Directions for this task:
Copy every entry exactly as it reads and exclude whatever pictures appear.

-- Opening Marker --

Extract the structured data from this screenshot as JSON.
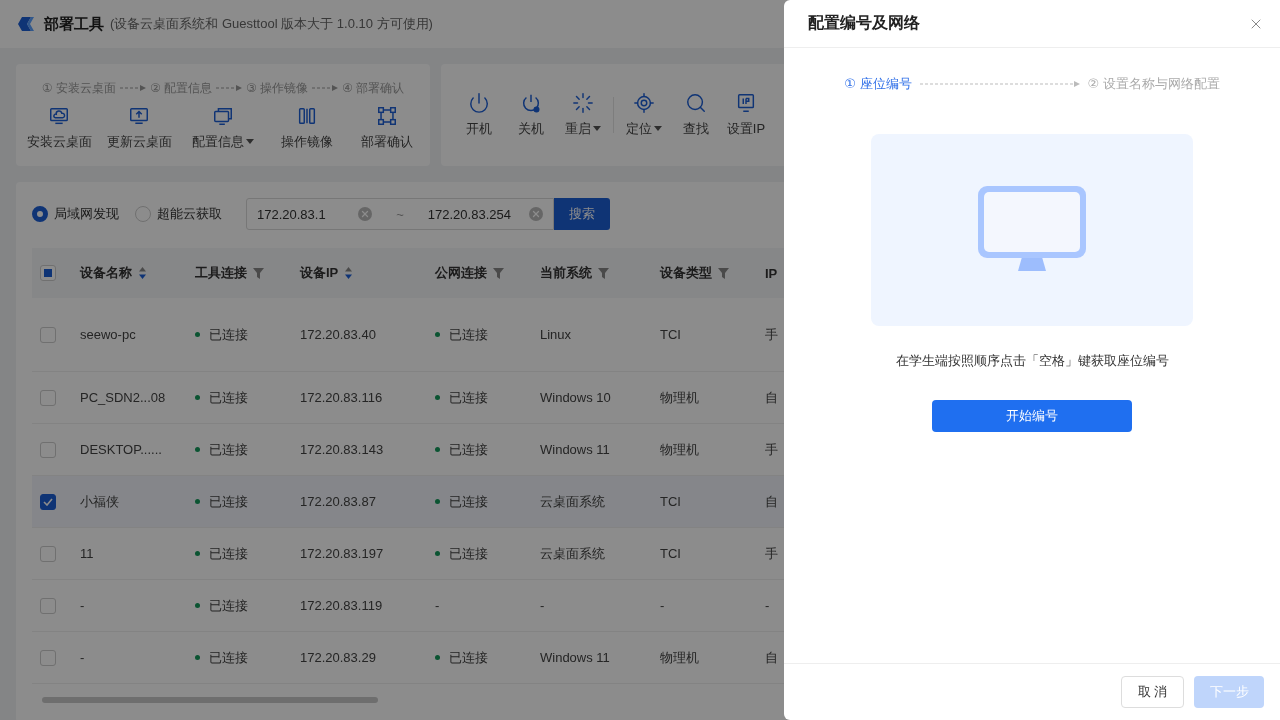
{
  "app": {
    "title": "部署工具",
    "subtitle": "(设备云桌面系统和 Guesttool 版本大于 1.0.10 方可使用)"
  },
  "workflow": {
    "steps": [
      {
        "number": "①",
        "label": "安装云桌面"
      },
      {
        "number": "②",
        "label": "配置信息"
      },
      {
        "number": "③",
        "label": "操作镜像"
      },
      {
        "number": "④",
        "label": "部署确认"
      }
    ],
    "actions": [
      {
        "label": "安装云桌面",
        "dropdown": false
      },
      {
        "label": "更新云桌面",
        "dropdown": false
      },
      {
        "label": "配置信息",
        "dropdown": true
      },
      {
        "label": "操作镜像",
        "dropdown": false
      },
      {
        "label": "部署确认",
        "dropdown": false
      }
    ]
  },
  "device_actions": [
    {
      "label": "开机",
      "dropdown": false
    },
    {
      "label": "关机",
      "dropdown": false
    },
    {
      "label": "重启",
      "dropdown": true
    },
    {
      "label": "定位",
      "dropdown": true
    },
    {
      "label": "查找",
      "dropdown": false
    },
    {
      "label": "设置IP",
      "dropdown": false
    }
  ],
  "discovery": {
    "modes": [
      {
        "label": "局域网发现",
        "selected": true
      },
      {
        "label": "超能云获取",
        "selected": false
      }
    ],
    "ip_from": "172.20.83.1",
    "separator": "~",
    "ip_to": "172.20.83.254",
    "search_button": "搜索"
  },
  "table": {
    "select_all": {
      "indeterminate": true
    },
    "columns": [
      {
        "label": "设备名称",
        "kind": "sort"
      },
      {
        "label": "工具连接",
        "kind": "filter"
      },
      {
        "label": "设备IP",
        "kind": "sort"
      },
      {
        "label": "公网连接",
        "kind": "filter"
      },
      {
        "label": "当前系统",
        "kind": "filter"
      },
      {
        "label": "设备类型",
        "kind": "filter"
      },
      {
        "label": "IP",
        "kind": "plain"
      }
    ],
    "rows": [
      {
        "checked": false,
        "name": "seewo-pc",
        "tool": "已连接",
        "ip": "172.20.83.40",
        "public": "已连接",
        "public_online": true,
        "system": "Linux",
        "type": "TCI",
        "column_7": "手"
      },
      {
        "checked": false,
        "name": "PC_SDN2...08",
        "tool": "已连接",
        "ip": "172.20.83.116",
        "public": "已连接",
        "public_online": true,
        "system": "Windows 10",
        "type": "物理机",
        "column_7": "自"
      },
      {
        "checked": false,
        "name": "DESKTOP......",
        "tool": "已连接",
        "ip": "172.20.83.143",
        "public": "已连接",
        "public_online": true,
        "system": "Windows 11",
        "type": "物理机",
        "column_7": "手"
      },
      {
        "checked": true,
        "name": "小福侠",
        "tool": "已连接",
        "ip": "172.20.83.87",
        "public": "已连接",
        "public_online": true,
        "system": "云桌面系统",
        "type": "TCI",
        "column_7": "自"
      },
      {
        "checked": false,
        "name": "11",
        "tool": "已连接",
        "ip": "172.20.83.197",
        "public": "已连接",
        "public_online": true,
        "system": "云桌面系统",
        "type": "TCI",
        "column_7": "手"
      },
      {
        "checked": false,
        "name": "-",
        "tool": "已连接",
        "ip": "172.20.83.119",
        "public": "-",
        "public_online": false,
        "system": "-",
        "type": "-",
        "column_7": "-"
      },
      {
        "checked": false,
        "name": "-",
        "tool": "已连接",
        "ip": "172.20.83.29",
        "public": "已连接",
        "public_online": true,
        "system": "Windows 11",
        "type": "物理机",
        "column_7": "自"
      }
    ]
  },
  "drawer": {
    "title": "配置编号及网络",
    "steps": [
      {
        "number": "①",
        "label": "座位编号",
        "selected": true
      },
      {
        "number": "②",
        "label": "设置名称与网络配置",
        "selected": false
      }
    ],
    "instruction": "在学生端按照顺序点击「空格」键获取座位编号",
    "start_button": "开始编号",
    "cancel_button": "取 消",
    "next_button": {
      "label": "下一步",
      "disabled": true
    }
  }
}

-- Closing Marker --

Written reply:
Extract the structured data from this screenshot as JSON.
{
  "app": {
    "title": "部署工具",
    "subtitle": "(设备云桌面系统和 Guesttool 版本大于 1.0.10 方可使用)"
  },
  "workflow": {
    "steps": [
      {
        "number": "①",
        "label": "安装云桌面"
      },
      {
        "number": "②",
        "label": "配置信息"
      },
      {
        "number": "③",
        "label": "操作镜像"
      },
      {
        "number": "④",
        "label": "部署确认"
      }
    ],
    "actions": [
      {
        "label": "安装云桌面",
        "dropdown": false
      },
      {
        "label": "更新云桌面",
        "dropdown": false
      },
      {
        "label": "配置信息",
        "dropdown": true
      },
      {
        "label": "操作镜像",
        "dropdown": false
      },
      {
        "label": "部署确认",
        "dropdown": false
      }
    ]
  },
  "device_actions": [
    {
      "label": "开机",
      "dropdown": false
    },
    {
      "label": "关机",
      "dropdown": false
    },
    {
      "label": "重启",
      "dropdown": true
    },
    {
      "label": "定位",
      "dropdown": true
    },
    {
      "label": "查找",
      "dropdown": false
    },
    {
      "label": "设置IP",
      "dropdown": false
    }
  ],
  "discovery": {
    "modes": [
      {
        "label": "局域网发现",
        "selected": true
      },
      {
        "label": "超能云获取",
        "selected": false
      }
    ],
    "ip_from": "172.20.83.1",
    "separator": "~",
    "ip_to": "172.20.83.254",
    "search_button": "搜索"
  },
  "table": {
    "select_all": {
      "indeterminate": true
    },
    "columns": [
      {
        "label": "设备名称",
        "kind": "sort"
      },
      {
        "label": "工具连接",
        "kind": "filter"
      },
      {
        "label": "设备IP",
        "kind": "sort"
      },
      {
        "label": "公网连接",
        "kind": "filter"
      },
      {
        "label": "当前系统",
        "kind": "filter"
      },
      {
        "label": "设备类型",
        "kind": "filter"
      },
      {
        "label": "IP",
        "kind": "plain"
      }
    ],
    "rows": [
      {
        "checked": false,
        "name": "seewo-pc",
        "tool": "已连接",
        "ip": "172.20.83.40",
        "public": "已连接",
        "public_online": true,
        "system": "Linux",
        "type": "TCI",
        "column_7": "手"
      },
      {
        "checked": false,
        "name": "PC_SDN2...08",
        "tool": "已连接",
        "ip": "172.20.83.116",
        "public": "已连接",
        "public_online": true,
        "system": "Windows 10",
        "type": "物理机",
        "column_7": "自"
      },
      {
        "checked": false,
        "name": "DESKTOP......",
        "tool": "已连接",
        "ip": "172.20.83.143",
        "public": "已连接",
        "public_online": true,
        "system": "Windows 11",
        "type": "物理机",
        "column_7": "手"
      },
      {
        "checked": true,
        "name": "小福侠",
        "tool": "已连接",
        "ip": "172.20.83.87",
        "public": "已连接",
        "public_online": true,
        "system": "云桌面系统",
        "type": "TCI",
        "column_7": "自"
      },
      {
        "checked": false,
        "name": "11",
        "tool": "已连接",
        "ip": "172.20.83.197",
        "public": "已连接",
        "public_online": true,
        "system": "云桌面系统",
        "type": "TCI",
        "column_7": "手"
      },
      {
        "checked": false,
        "name": "-",
        "tool": "已连接",
        "ip": "172.20.83.119",
        "public": "-",
        "public_online": false,
        "system": "-",
        "type": "-",
        "column_7": "-"
      },
      {
        "checked": false,
        "name": "-",
        "tool": "已连接",
        "ip": "172.20.83.29",
        "public": "已连接",
        "public_online": true,
        "system": "Windows 11",
        "type": "物理机",
        "column_7": "自"
      }
    ]
  },
  "drawer": {
    "title": "配置编号及网络",
    "steps": [
      {
        "number": "①",
        "label": "座位编号",
        "selected": true
      },
      {
        "number": "②",
        "label": "设置名称与网络配置",
        "selected": false
      }
    ],
    "instruction": "在学生端按照顺序点击「空格」键获取座位编号",
    "start_button": "开始编号",
    "cancel_button": "取 消",
    "next_button": {
      "label": "下一步",
      "disabled": true
    }
  }
}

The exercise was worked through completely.